Task details ::
Every line of the material must be copied exactly, from the first to the last.

******************************

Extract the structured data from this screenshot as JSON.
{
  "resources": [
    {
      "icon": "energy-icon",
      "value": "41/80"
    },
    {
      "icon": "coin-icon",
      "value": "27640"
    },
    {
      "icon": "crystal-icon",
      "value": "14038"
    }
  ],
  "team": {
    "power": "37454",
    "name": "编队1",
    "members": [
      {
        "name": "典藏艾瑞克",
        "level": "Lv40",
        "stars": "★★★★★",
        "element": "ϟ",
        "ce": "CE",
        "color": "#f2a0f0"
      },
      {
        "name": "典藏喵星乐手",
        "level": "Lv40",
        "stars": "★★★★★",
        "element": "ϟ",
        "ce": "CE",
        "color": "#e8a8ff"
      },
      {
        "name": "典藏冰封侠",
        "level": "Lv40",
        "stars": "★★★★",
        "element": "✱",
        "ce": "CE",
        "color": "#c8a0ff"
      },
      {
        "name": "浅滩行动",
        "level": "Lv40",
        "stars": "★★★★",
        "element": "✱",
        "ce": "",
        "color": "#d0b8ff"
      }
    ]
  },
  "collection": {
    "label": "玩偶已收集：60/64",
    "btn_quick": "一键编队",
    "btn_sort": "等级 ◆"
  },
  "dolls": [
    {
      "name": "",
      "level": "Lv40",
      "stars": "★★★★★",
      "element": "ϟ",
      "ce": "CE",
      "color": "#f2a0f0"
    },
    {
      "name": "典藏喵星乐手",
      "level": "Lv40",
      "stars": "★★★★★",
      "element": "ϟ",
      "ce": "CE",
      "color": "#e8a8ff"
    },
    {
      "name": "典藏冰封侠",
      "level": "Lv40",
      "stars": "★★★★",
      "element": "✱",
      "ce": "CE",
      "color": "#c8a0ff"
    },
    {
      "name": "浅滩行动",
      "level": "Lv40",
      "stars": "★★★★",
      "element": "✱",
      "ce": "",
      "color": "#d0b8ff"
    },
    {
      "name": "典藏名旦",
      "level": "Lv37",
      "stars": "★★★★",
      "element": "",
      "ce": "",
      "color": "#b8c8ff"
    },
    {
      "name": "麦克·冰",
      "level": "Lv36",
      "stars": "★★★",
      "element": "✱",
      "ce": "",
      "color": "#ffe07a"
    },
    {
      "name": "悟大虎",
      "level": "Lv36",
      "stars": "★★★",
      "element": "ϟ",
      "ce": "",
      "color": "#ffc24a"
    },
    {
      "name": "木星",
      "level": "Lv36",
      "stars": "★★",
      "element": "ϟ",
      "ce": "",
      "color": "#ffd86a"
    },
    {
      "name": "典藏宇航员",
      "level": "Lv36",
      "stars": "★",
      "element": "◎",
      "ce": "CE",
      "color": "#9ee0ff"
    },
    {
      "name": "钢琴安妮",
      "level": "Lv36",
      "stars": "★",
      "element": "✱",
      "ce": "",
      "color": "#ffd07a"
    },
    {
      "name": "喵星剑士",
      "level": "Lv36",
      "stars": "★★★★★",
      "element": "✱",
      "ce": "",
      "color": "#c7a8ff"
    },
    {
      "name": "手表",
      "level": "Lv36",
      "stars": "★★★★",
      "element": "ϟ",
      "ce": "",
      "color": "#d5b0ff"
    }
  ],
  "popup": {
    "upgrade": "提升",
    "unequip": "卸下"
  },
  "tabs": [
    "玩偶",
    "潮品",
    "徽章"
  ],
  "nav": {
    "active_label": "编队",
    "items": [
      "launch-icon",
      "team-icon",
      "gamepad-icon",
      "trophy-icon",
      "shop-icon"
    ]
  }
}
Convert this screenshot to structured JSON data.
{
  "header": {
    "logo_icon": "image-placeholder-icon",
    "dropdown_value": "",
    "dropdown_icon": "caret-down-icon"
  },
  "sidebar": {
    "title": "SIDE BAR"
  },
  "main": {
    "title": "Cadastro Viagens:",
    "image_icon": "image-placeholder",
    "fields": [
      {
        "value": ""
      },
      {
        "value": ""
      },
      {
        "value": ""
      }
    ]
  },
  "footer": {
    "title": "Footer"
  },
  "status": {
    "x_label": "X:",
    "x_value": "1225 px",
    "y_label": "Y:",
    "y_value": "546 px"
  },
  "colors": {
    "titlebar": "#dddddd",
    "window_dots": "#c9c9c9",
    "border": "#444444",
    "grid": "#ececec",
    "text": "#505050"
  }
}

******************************

Written answer ::
Extract the structured data from this screenshot as JSON.
{
  "resources": [
    {
      "icon": "energy-icon",
      "value": "41/80"
    },
    {
      "icon": "coin-icon",
      "value": "27640"
    },
    {
      "icon": "crystal-icon",
      "value": "14038"
    }
  ],
  "team": {
    "power": "37454",
    "name": "编队1",
    "members": [
      {
        "name": "典藏艾瑞克",
        "level": "Lv40",
        "stars": "★★★★★",
        "element": "ϟ",
        "ce": "CE",
        "color": "#f2a0f0"
      },
      {
        "name": "典藏喵星乐手",
        "level": "Lv40",
        "stars": "★★★★★",
        "element": "ϟ",
        "ce": "CE",
        "color": "#e8a8ff"
      },
      {
        "name": "典藏冰封侠",
        "level": "Lv40",
        "stars": "★★★★",
        "element": "✱",
        "ce": "CE",
        "color": "#c8a0ff"
      },
      {
        "name": "浅滩行动",
        "level": "Lv40",
        "stars": "★★★★",
        "element": "✱",
        "ce": "",
        "color": "#d0b8ff"
      }
    ]
  },
  "collection": {
    "label": "玩偶已收集：60/64",
    "btn_quick": "一键编队",
    "btn_sort": "等级 ◆"
  },
  "dolls": [
    {
      "name": "",
      "level": "Lv40",
      "stars": "★★★★★",
      "element": "ϟ",
      "ce": "CE",
      "color": "#f2a0f0"
    },
    {
      "name": "典藏喵星乐手",
      "level": "Lv40",
      "stars": "★★★★★",
      "element": "ϟ",
      "ce": "CE",
      "color": "#e8a8ff"
    },
    {
      "name": "典藏冰封侠",
      "level": "Lv40",
      "stars": "★★★★",
      "element": "✱",
      "ce": "CE",
      "color": "#c8a0ff"
    },
    {
      "name": "浅滩行动",
      "level": "Lv40",
      "stars": "★★★★",
      "element": "✱",
      "ce": "",
      "color": "#d0b8ff"
    },
    {
      "name": "典藏名旦",
      "level": "Lv37",
      "stars": "★★★★",
      "element": "",
      "ce": "",
      "color": "#b8c8ff"
    },
    {
      "name": "麦克·冰",
      "level": "Lv36",
      "stars": "★★★",
      "element": "✱",
      "ce": "",
      "color": "#ffe07a"
    },
    {
      "name": "悟大虎",
      "level": "Lv36",
      "stars": "★★★",
      "element": "ϟ",
      "ce": "",
      "color": "#ffc24a"
    },
    {
      "name": "木星",
      "level": "Lv36",
      "stars": "★★",
      "element": "ϟ",
      "ce": "",
      "color": "#ffd86a"
    },
    {
      "name": "典藏宇航员",
      "level": "Lv36",
      "stars": "★",
      "element": "◎",
      "ce": "CE",
      "color": "#9ee0ff"
    },
    {
      "name": "钢琴安妮",
      "level": "Lv36",
      "stars": "★",
      "element": "✱",
      "ce": "",
      "color": "#ffd07a"
    },
    {
      "name": "喵星剑士",
      "level": "Lv36",
      "stars": "★★★★★",
      "element": "✱",
      "ce": "",
      "color": "#c7a8ff"
    },
    {
      "name": "手表",
      "level": "Lv36",
      "stars": "★★★★",
      "element": "ϟ",
      "ce": "",
      "color": "#d5b0ff"
    }
  ],
  "popup": {
    "upgrade": "提升",
    "unequip": "卸下"
  },
  "tabs": [
    "玩偶",
    "潮品",
    "徽章"
  ],
  "nav": {
    "active_label": "编队",
    "items": [
      "launch-icon",
      "team-icon",
      "gamepad-icon",
      "trophy-icon",
      "shop-icon"
    ]
  }
}
Convert this screenshot to structured JSON data.
{
  "header": {
    "logo_icon": "image-placeholder-icon",
    "dropdown_value": "",
    "dropdown_icon": "caret-down-icon"
  },
  "sidebar": {
    "title": "SIDE BAR"
  },
  "main": {
    "title": "Cadastro Viagens:",
    "image_icon": "image-placeholder",
    "fields": [
      {
        "value": ""
      },
      {
        "value": ""
      },
      {
        "value": ""
      }
    ]
  },
  "footer": {
    "title": "Footer"
  },
  "status": {
    "x_label": "X:",
    "x_value": "1225 px",
    "y_label": "Y:",
    "y_value": "546 px"
  },
  "colors": {
    "titlebar": "#dddddd",
    "window_dots": "#c9c9c9",
    "border": "#444444",
    "grid": "#ececec",
    "text": "#505050"
  }
}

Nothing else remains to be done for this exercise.